4. Have an Average or Better Offense

The Browns are notoriously inept on offense.

To the dismay of the team's fans, the Browns often fail to convert on key downs, leading to lost points. Promising potential touchdown drives frequently end in field goals.

The Browns need to cure this ill to make a run at the postseason.

According to Football Outsiders, the Browns ranked 28th in points per drive (1.47) in 2014. The Browns sat at 27th in touchdowns per drive (.153) and 22nd in field goals per drive (.132). In simpler terms, the Browns scored on about 28.5% of their offensive drives. Of the Browns' drives that reached the red zone, the end result was a touchdown just 49% of the time.

Simply put, the Browns don't score enough touchdowns.

Most Browns fans already know this. But here's why these stats matter: In the offensive categories of yards/drive, touchdowns/drive, points/drive, and touchdowns/red zone appearance, the Cardinals (all four) and the Bengals (yards/drive: 22nd) were the only 2014 playoff teams to rank below 20th in any of these categories.

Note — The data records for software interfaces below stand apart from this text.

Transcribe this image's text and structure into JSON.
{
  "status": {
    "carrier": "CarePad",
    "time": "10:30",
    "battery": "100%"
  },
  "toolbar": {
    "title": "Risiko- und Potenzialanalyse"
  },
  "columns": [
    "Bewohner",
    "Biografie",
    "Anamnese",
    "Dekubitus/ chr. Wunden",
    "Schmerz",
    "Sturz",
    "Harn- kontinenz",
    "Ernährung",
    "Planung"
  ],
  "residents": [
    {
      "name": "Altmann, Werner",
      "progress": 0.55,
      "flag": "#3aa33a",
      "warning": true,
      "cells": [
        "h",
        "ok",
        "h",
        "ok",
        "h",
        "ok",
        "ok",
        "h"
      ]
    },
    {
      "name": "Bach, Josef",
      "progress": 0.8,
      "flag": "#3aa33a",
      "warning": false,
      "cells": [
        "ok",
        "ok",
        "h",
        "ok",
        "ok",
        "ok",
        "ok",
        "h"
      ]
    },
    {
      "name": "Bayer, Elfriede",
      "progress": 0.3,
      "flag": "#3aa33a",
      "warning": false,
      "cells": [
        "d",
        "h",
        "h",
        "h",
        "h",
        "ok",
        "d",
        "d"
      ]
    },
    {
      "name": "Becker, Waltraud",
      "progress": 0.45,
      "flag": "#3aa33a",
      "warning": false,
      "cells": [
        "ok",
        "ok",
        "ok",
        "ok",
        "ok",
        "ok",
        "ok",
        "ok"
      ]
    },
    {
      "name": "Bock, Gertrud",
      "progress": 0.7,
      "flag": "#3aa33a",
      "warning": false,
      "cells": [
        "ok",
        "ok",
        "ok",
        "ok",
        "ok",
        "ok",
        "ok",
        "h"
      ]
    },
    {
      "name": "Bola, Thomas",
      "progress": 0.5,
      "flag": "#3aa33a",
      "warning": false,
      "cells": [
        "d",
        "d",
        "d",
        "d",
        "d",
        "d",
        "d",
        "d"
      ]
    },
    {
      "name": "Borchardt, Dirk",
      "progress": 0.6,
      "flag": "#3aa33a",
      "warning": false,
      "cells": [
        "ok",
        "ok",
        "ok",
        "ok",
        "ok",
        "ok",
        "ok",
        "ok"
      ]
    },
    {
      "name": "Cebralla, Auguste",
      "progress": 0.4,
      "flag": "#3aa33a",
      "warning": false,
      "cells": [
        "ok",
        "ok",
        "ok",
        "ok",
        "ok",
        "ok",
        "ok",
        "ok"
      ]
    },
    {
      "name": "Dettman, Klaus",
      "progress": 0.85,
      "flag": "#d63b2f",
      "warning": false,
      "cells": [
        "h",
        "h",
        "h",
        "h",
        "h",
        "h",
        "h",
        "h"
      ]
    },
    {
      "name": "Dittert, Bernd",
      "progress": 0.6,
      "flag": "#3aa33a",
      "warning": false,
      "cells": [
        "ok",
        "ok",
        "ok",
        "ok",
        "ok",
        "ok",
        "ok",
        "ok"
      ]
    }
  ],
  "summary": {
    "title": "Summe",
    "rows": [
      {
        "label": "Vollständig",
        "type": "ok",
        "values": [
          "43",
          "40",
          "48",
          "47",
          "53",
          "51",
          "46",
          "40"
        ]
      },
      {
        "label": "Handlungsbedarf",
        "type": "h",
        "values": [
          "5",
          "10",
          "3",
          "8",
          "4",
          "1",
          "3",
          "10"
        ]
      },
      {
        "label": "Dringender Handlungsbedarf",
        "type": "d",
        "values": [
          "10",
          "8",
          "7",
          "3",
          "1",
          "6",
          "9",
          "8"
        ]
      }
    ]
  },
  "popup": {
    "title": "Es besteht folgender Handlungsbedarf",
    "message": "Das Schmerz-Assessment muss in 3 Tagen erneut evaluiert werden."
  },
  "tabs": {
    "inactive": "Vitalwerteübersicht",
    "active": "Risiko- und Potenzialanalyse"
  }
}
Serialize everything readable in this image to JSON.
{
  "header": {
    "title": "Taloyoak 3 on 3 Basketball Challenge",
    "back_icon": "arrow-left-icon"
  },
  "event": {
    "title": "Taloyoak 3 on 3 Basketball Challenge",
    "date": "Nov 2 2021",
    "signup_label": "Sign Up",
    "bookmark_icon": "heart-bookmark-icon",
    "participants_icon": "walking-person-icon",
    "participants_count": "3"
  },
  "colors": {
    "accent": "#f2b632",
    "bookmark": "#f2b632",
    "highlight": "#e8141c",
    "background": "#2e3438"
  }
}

This tells us that while the Cardinals snuck into the playoffs with a below average offense, it's not common. The Browns could get into the playoffs with a phenomenal defense and a lackluster offense, but it's much easier with an average offense. Remember last year's Bills. On defense, Buffalo ranked in the top three in three of the four statistical areas outlined above, but finished 25th or worse in these categories on offense. The Bills missed the playoffs with a 9-7 record.

As mentioned above in the first point, the Browns need competent quarterback play to make this happen. McCown and Manziel don't need to be superstars. All these two need to do is help the Browns score in the red zone.

As long as the ground game pounds opponents, the Browns will be fine on offense, especially if the team's defense is as good as advertised.

5. Luck

The Browns shouldn't make the playoffs in 2015. This is a team without a franchise quarterback, a true #1 wide receiver, or a star pass rusher. The Browns have the pieces in place to finish the season at .500, but it will take luck to push this team over the top.

Good luck is difficult to define. It could be a stellar season for an aging veteran, such as McCown. It could be a lack of injuries, especially at secondary. It could be the right bounce at the right time, like a Steelers running back fumbling the ball in the red zone late in an important game.

One example of an opportune bounce for the Browns came on November 18, 2007. Trailing the Ravens 30-27 with just seconds remaining in regulation, Phil Dawson lined up to kick a 51-yard field goal. His kick clanked off the left upright before bouncing down off the crossbar support and tumbling into the end zone. The referees originally ruled the kick no good, causing the Ravens to celebrate and head to their locker room. However, the refs overturned the call and the Browns eventually won in overtime. The Browns won three of their next four games and finished the season with a 10-6 record.

As any Cleveland fan knows, however, the ball rarely bounces in the Browns' favor. In one particularly applicable example, lady luck dealt the Browns a devastating loss in early November of 2001. The Browns held a 14-point lead over the Bears with 30 seconds remaining in the fourth quarter before disaster struck. Chicago quarterback Shane Matthews tossed a nine-yard touchdown pass to narrow the Cleveland lead to seven, the Bears recovered an onside kick, and Chicago running back James Allen hauled in a Hail May pass for a touchdown to force overtime. Browns quarterback Tim Couch threw a pick-six on the first play of overtime to complete the meltdown. The Browns fell to 4-3 and lost six of their remaining nine games.

Luck comes in a number of ways. It's tough to get a handle on lady luck, but the Browns need her all the same.

With another good draft next year, the Browns are a playoff contender in 2016. In the meantime, the Browns are a team on the brink. A twist of fate could send this team careening into a disastrous 4-12 season or a wildly celebrated 10-6 finish in 2015.

What do you think: Could the Browns make the playoffs in 2015? Let your voice be heard in the comments section below.